One panel, entitled “New Media: Promoting Life, Marriage and Family in the Age of Hashtag Activism,” featured three different speakers, who offered advice such as “invest in design” and “be positive and promote teamwork.” One of the New Media speakers, religious publisher James Kushiner, said, “I’m not an expert in New Media.” He later added that “the family is the most powerful social media on the planet.”
A bridge to Moscow?
While WCF claimed to have representatives from dozens of countries, the predominance of conference participants appeared to be from two nations in particular: Russia and the U.S.
Given that the group began as the brainchild of Russian and American conservatives over two decades ago, their overwhelming presence shouldn’t have been surprising. Nor should it have been a surprise that Yelena Mizulina, a Russian Duma member sanctioned by the U.S., also spoke during the conference’s opening presentation, where she noted that “being anti-family is being anti-human.”

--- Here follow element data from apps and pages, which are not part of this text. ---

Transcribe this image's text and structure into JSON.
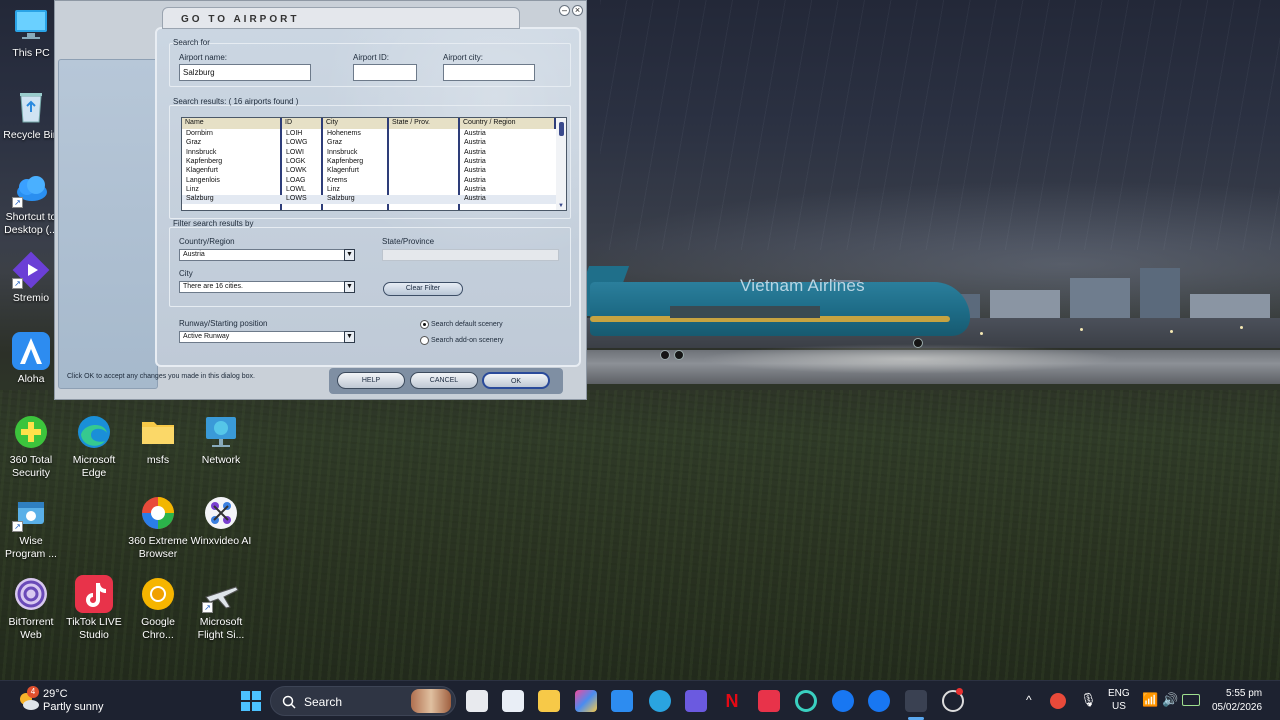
{
  "desktop_icons": [
    {
      "label": "This PC",
      "icon": "monitor-icon"
    },
    {
      "label": "Recycle Bin",
      "icon": "recycle-bin-icon"
    },
    {
      "label": "Shortcut to Desktop (...",
      "icon": "cloud-icon"
    },
    {
      "label": "Stremio",
      "icon": "stremio-icon"
    },
    {
      "label": "Aloha",
      "icon": "aloha-icon"
    },
    {
      "label": "360 Total Security",
      "icon": "shield-plus-icon"
    },
    {
      "label": "Microsoft Edge",
      "icon": "edge-icon"
    },
    {
      "label": "msfs",
      "icon": "folder-icon"
    },
    {
      "label": "Network",
      "icon": "network-icon"
    },
    {
      "label": "Wise Program ...",
      "icon": "wise-icon"
    },
    {
      "label": "360 Extreme Browser",
      "icon": "browser-icon"
    },
    {
      "label": "Winxvideo AI",
      "icon": "winxvideo-icon"
    },
    {
      "label": "BitTorrent Web",
      "icon": "bittorrent-icon"
    },
    {
      "label": "TikTok LIVE Studio",
      "icon": "tiktok-icon"
    },
    {
      "label": "Google Chro...",
      "icon": "chrome-icon"
    },
    {
      "label": "Microsoft Flight Si...",
      "icon": "flight-sim-icon"
    }
  ],
  "scene": {
    "plane_livery_text": "Vietnam Airlines"
  },
  "dialog": {
    "title": "GO TO AIRPORT",
    "search_for": {
      "group_label": "Search for",
      "airport_name_label": "Airport name:",
      "airport_name_value": "Salzburg",
      "airport_id_label": "Airport ID:",
      "airport_id_value": "",
      "airport_city_label": "Airport city:",
      "airport_city_value": ""
    },
    "results": {
      "group_label": "Search results: ( 16 airports found )",
      "columns": [
        "Name",
        "ID",
        "City",
        "State / Prov.",
        "Country / Region"
      ],
      "rows": [
        [
          "Dornbirn",
          "LOIH",
          "Hohenems",
          "",
          "Austria"
        ],
        [
          "Graz",
          "LOWG",
          "Graz",
          "",
          "Austria"
        ],
        [
          "Innsbruck",
          "LOWI",
          "Innsbruck",
          "",
          "Austria"
        ],
        [
          "Kapfenberg",
          "LOGK",
          "Kapfenberg",
          "",
          "Austria"
        ],
        [
          "Klagenfurt",
          "LOWK",
          "Klagenfurt",
          "",
          "Austria"
        ],
        [
          "Langenlois",
          "LOAG",
          "Krems",
          "",
          "Austria"
        ],
        [
          "Linz",
          "LOWL",
          "Linz",
          "",
          "Austria"
        ],
        [
          "Salzburg",
          "LOWS",
          "Salzburg",
          "",
          "Austria"
        ]
      ],
      "selected_row": 7
    },
    "filter": {
      "group_label": "Filter search results by",
      "country_label": "Country/Region",
      "country_value": "Austria",
      "state_label": "State/Province",
      "state_value": "",
      "city_label": "City",
      "city_value": "There are 16 cities.",
      "clear_filter_label": "Clear Filter"
    },
    "runway": {
      "label": "Runway/Starting position",
      "value": "Active Runway"
    },
    "scenery": {
      "default_label": "Search default scenery",
      "addon_label": "Search add-on scenery",
      "selected": "default"
    },
    "status_text": "Click OK to accept any changes you made in this dialog box.",
    "buttons": {
      "help": "HELP",
      "cancel": "CANCEL",
      "ok": "OK"
    }
  },
  "taskbar": {
    "weather_temp": "29°C",
    "weather_desc": "Partly sunny",
    "weather_badge": "4",
    "search_placeholder": "Search",
    "lang_line1": "ENG",
    "lang_line2": "US",
    "time": "5:55 pm",
    "date": "05/02/2026"
  }
}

Given the ongoing sanctions regime, to say nothing of tensions surrounding everything from Ukraine to Syria, the WCF conference is one of the few venues in which Russian and American activists could come together on equal, encouraging footing. With Russian and American flags standing prominently near the conference’s entrance, the conference serves as a meeting ground — a sort of safe space, if you will — for those hoping for closer ties between Moscow and Washington.

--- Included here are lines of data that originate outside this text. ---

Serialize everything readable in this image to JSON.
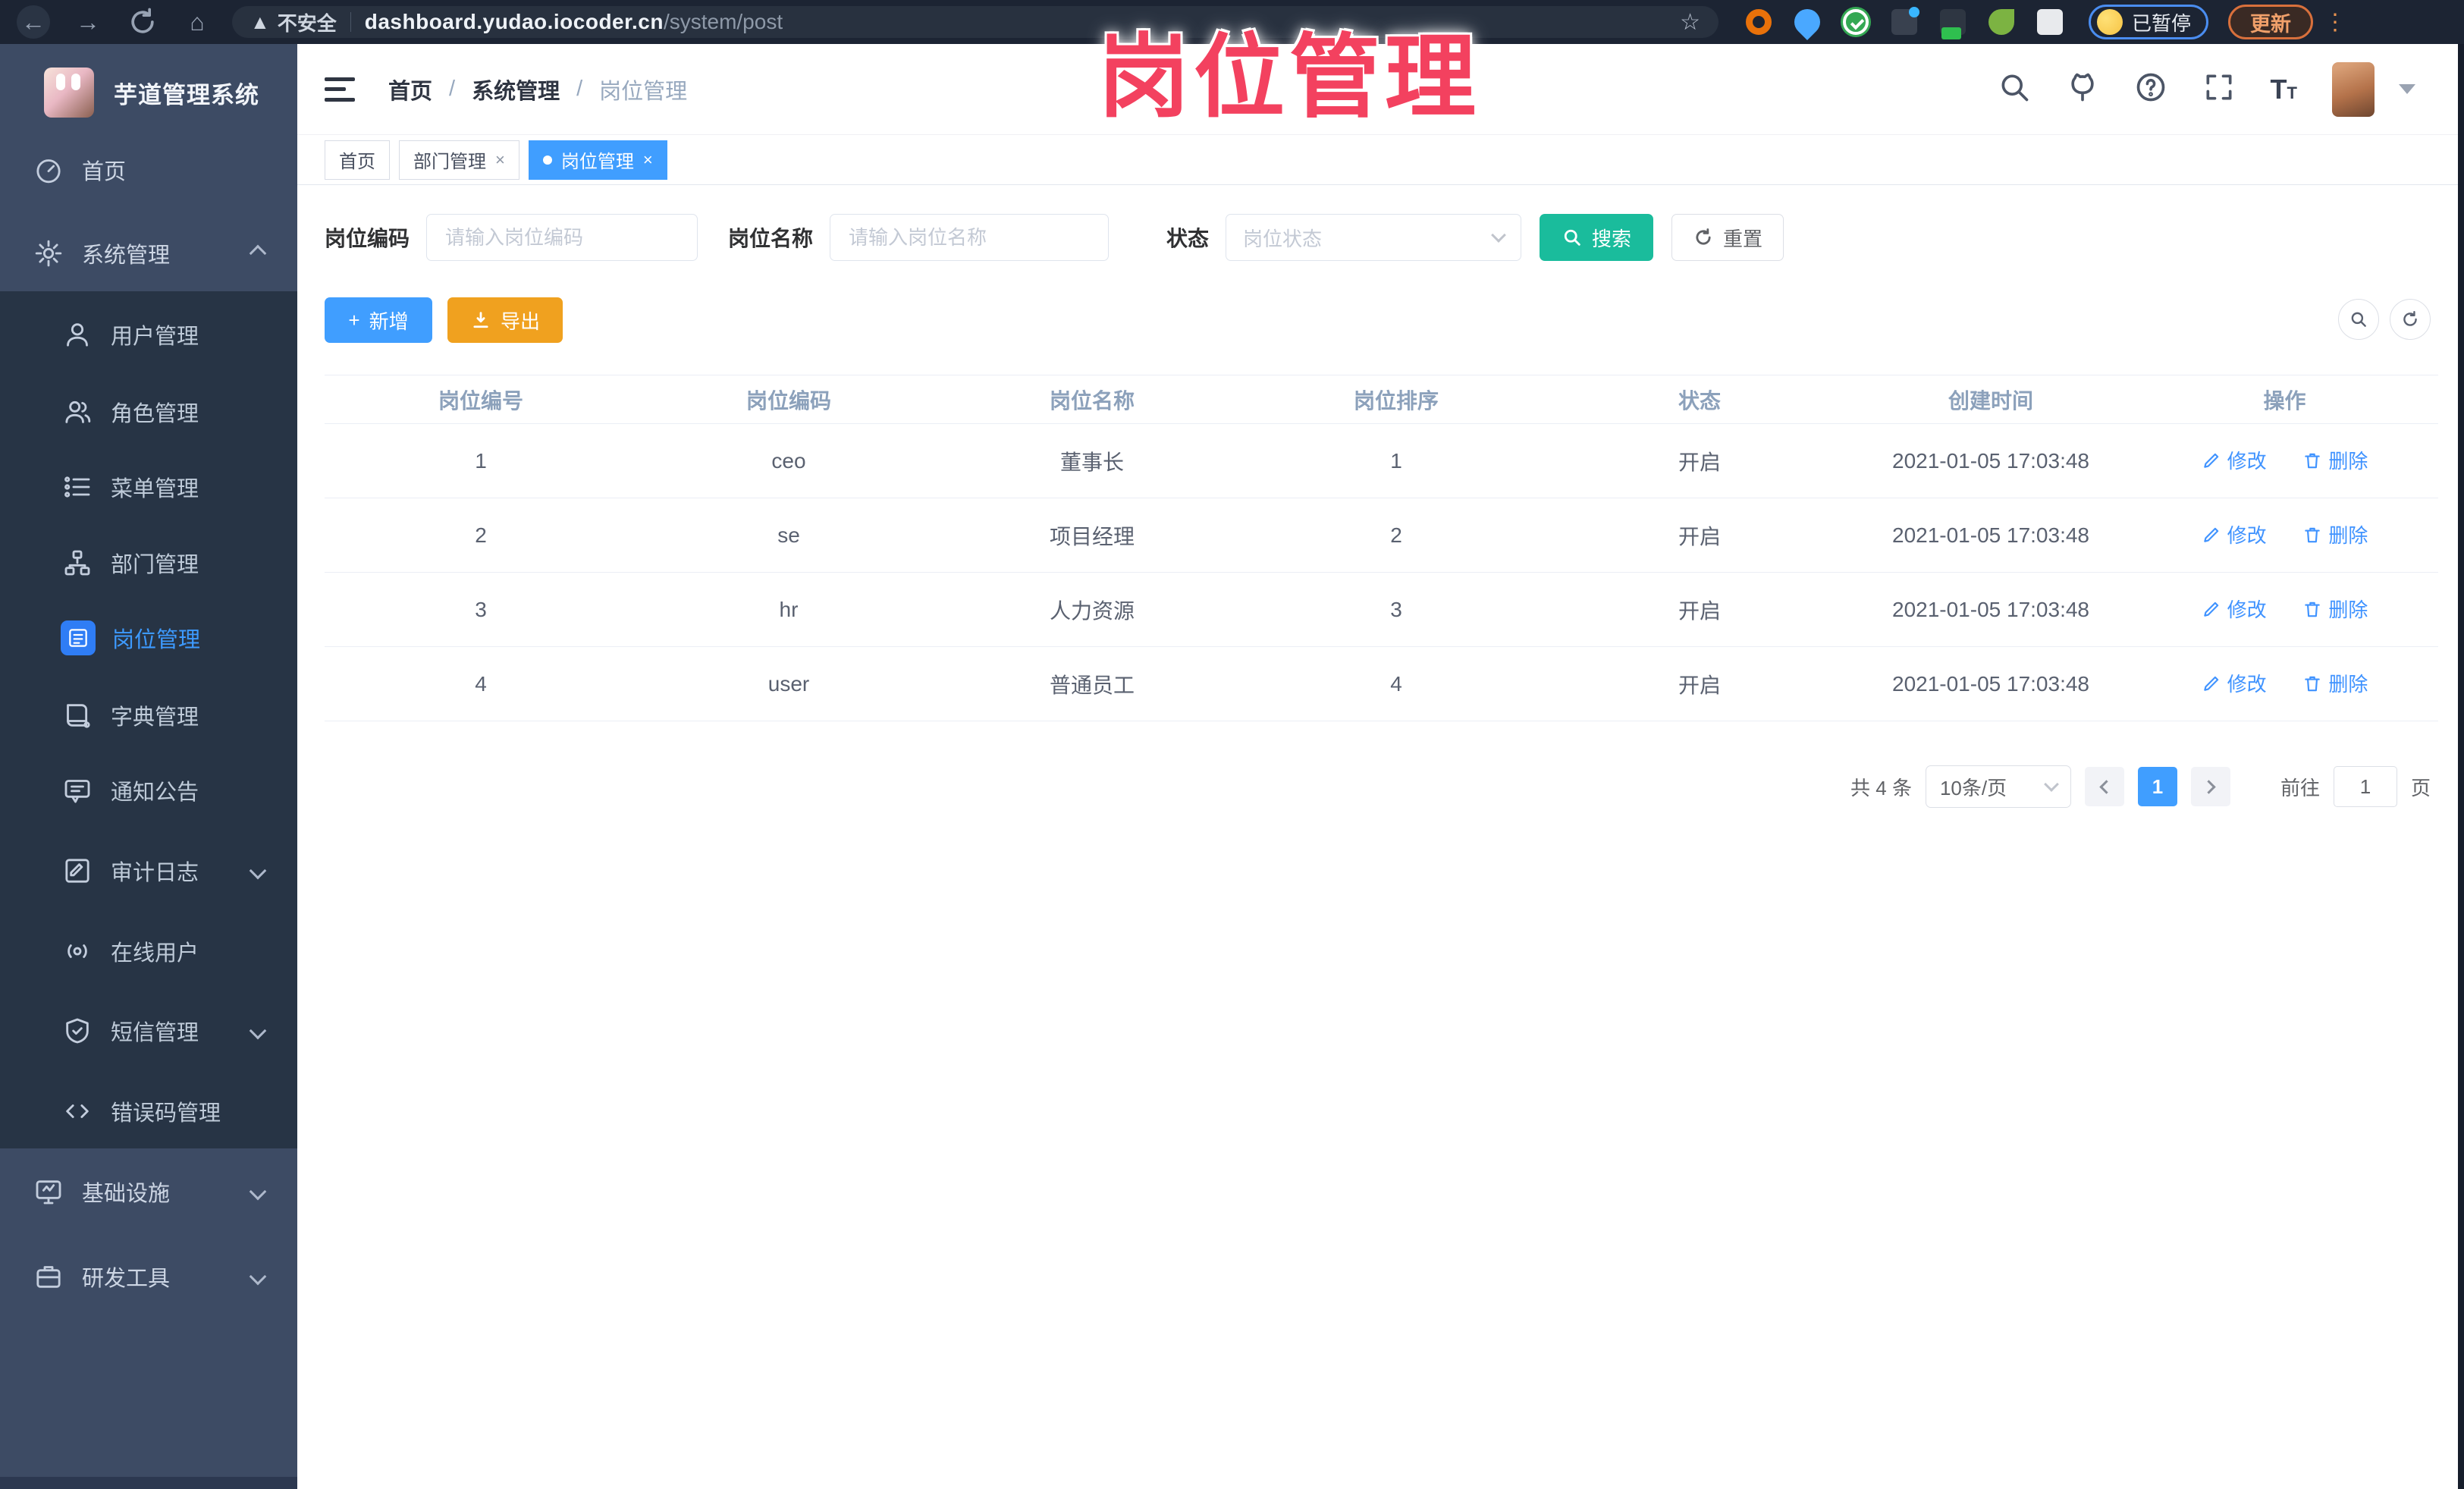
{
  "colors": {
    "primary": "#409eff",
    "search_button": "#1abc9c",
    "export_button": "#f0a11f",
    "overlay_annotation": "#f3415f",
    "sidebar_bg": "#3d4b64",
    "sidebar_submenu_bg": "#273445",
    "browser_bar_bg": "#1c2433"
  },
  "annotation": {
    "title": "岗位管理"
  },
  "browser": {
    "security_label": "不安全",
    "url_domain": "dashboard.yudao.iocoder.cn",
    "url_path": "/system/post",
    "paused_badge": "已暂停",
    "update_button": "更新",
    "icons": [
      "back-icon",
      "forward-icon",
      "reload-icon",
      "home-icon",
      "warning-icon",
      "bookmark-star-icon",
      "extension-icons",
      "kebab-menu-icon"
    ]
  },
  "sidebar": {
    "title": "芋道管理系统",
    "items_top": [
      {
        "label": "首页",
        "icon": "dashboard-icon"
      },
      {
        "label": "系统管理",
        "icon": "gear-icon",
        "state": "expanded"
      }
    ],
    "items_sub": [
      {
        "label": "用户管理",
        "icon": "user-icon"
      },
      {
        "label": "角色管理",
        "icon": "role-icon"
      },
      {
        "label": "菜单管理",
        "icon": "menu-list-icon"
      },
      {
        "label": "部门管理",
        "icon": "org-tree-icon"
      },
      {
        "label": "岗位管理",
        "icon": "post-badge-icon",
        "state": "active"
      },
      {
        "label": "字典管理",
        "icon": "dict-book-icon"
      },
      {
        "label": "通知公告",
        "icon": "notice-chat-icon"
      },
      {
        "label": "审计日志",
        "icon": "audit-log-icon",
        "state": "collapsible"
      },
      {
        "label": "在线用户",
        "icon": "online-user-icon"
      },
      {
        "label": "短信管理",
        "icon": "sms-shield-icon",
        "state": "collapsible"
      },
      {
        "label": "错误码管理",
        "icon": "error-code-icon"
      }
    ],
    "items_bottom": [
      {
        "label": "基础设施",
        "icon": "infra-monitor-icon",
        "state": "collapsible"
      },
      {
        "label": "研发工具",
        "icon": "dev-tools-icon",
        "state": "collapsible"
      }
    ]
  },
  "header": {
    "breadcrumb": [
      "首页",
      "系统管理",
      "岗位管理"
    ],
    "separator": "/",
    "icons": [
      "search-icon",
      "github-icon",
      "help-icon",
      "fullscreen-icon",
      "font-size-icon",
      "avatar",
      "caret-down-icon"
    ]
  },
  "tabs": [
    {
      "label": "首页",
      "closable": false,
      "active": false
    },
    {
      "label": "部门管理",
      "closable": true,
      "active": false
    },
    {
      "label": "岗位管理",
      "closable": true,
      "active": true
    }
  ],
  "tab_close": "×",
  "filters": {
    "code_label": "岗位编码",
    "code_placeholder": "请输入岗位编码",
    "name_label": "岗位名称",
    "name_placeholder": "请输入岗位名称",
    "status_label": "状态",
    "status_placeholder": "岗位状态",
    "search_label": "搜索",
    "reset_label": "重置"
  },
  "toolbar": {
    "add_label": "新增",
    "add_plus": "+",
    "export_label": "导出"
  },
  "table": {
    "columns": [
      "岗位编号",
      "岗位编码",
      "岗位名称",
      "岗位排序",
      "状态",
      "创建时间",
      "操作"
    ],
    "actions": {
      "edit": "修改",
      "delete": "删除"
    },
    "rows": [
      {
        "id": "1",
        "code": "ceo",
        "name": "董事长",
        "sort": "1",
        "status": "开启",
        "created": "2021-01-05 17:03:48"
      },
      {
        "id": "2",
        "code": "se",
        "name": "项目经理",
        "sort": "2",
        "status": "开启",
        "created": "2021-01-05 17:03:48"
      },
      {
        "id": "3",
        "code": "hr",
        "name": "人力资源",
        "sort": "3",
        "status": "开启",
        "created": "2021-01-05 17:03:48"
      },
      {
        "id": "4",
        "code": "user",
        "name": "普通员工",
        "sort": "4",
        "status": "开启",
        "created": "2021-01-05 17:03:48"
      }
    ]
  },
  "pagination": {
    "total": "共 4 条",
    "page_size": "10条/页",
    "current_page": "1",
    "goto_label": "前往",
    "goto_value": "1",
    "page_unit": "页"
  }
}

“The World Congress of Families is the platform that definitely can help to bring [people] closer, especially conservatives in the U.S. and Russia, and overcome this madness of sanctions and demonization of Russia — which is very sad, really,” Alexey Komov, the director of sanctioned Russian oligarch Konstantin Malofeev’s far-right St. Basil the Great Foundation, told ThinkProgress.
Komov noted that repairing the breach in ties between Moscow and Washington would only be achieved over the long term — and is a feat not even Trump could accomplish. Things have “changed for the worse” under Trump, Komov told ThinkProgress, “because of the Deep State and the U.S. establishment — not [because of] the American people… The Deep State, all the departments and bureaucrats and neocons — they put so much pressure in Trump that despite his will… he cannot change things.”
The Americans with whom ThinkProgress spoke were also on board with improving ties with Russia. “Teddy Roosevelt said to work with anyone if they’re going in the same direction,” Robert Siedlecki, a former Bush-era appointee in the Justice Department, told ThinkProgress. “And one of the things this conference shows us is that we’re not just a voice alone in the wild.”
Russian President Vladimir Putin didn’t get much mention through the day, and there was a curious lack of discussion on geopolitics. (Given that Russian forces continue to occupy a swath of eastern Moldova, perhaps this dearth of discussion should have been expected.) But when non-Russian participants brought up Putin — and even if they weren’t necessarily huge fans of his foreign policy — they still recognized his leadership was preferable to the so-called “totalitarianism” facing Western liberalism.
“Putin is an imperialist,” a Swiss WCF representative told ThinkProgress. “But what’s worse: imperialism, which will kill your body, or the gender ideologies that the EU pushes, which will kill your soul?”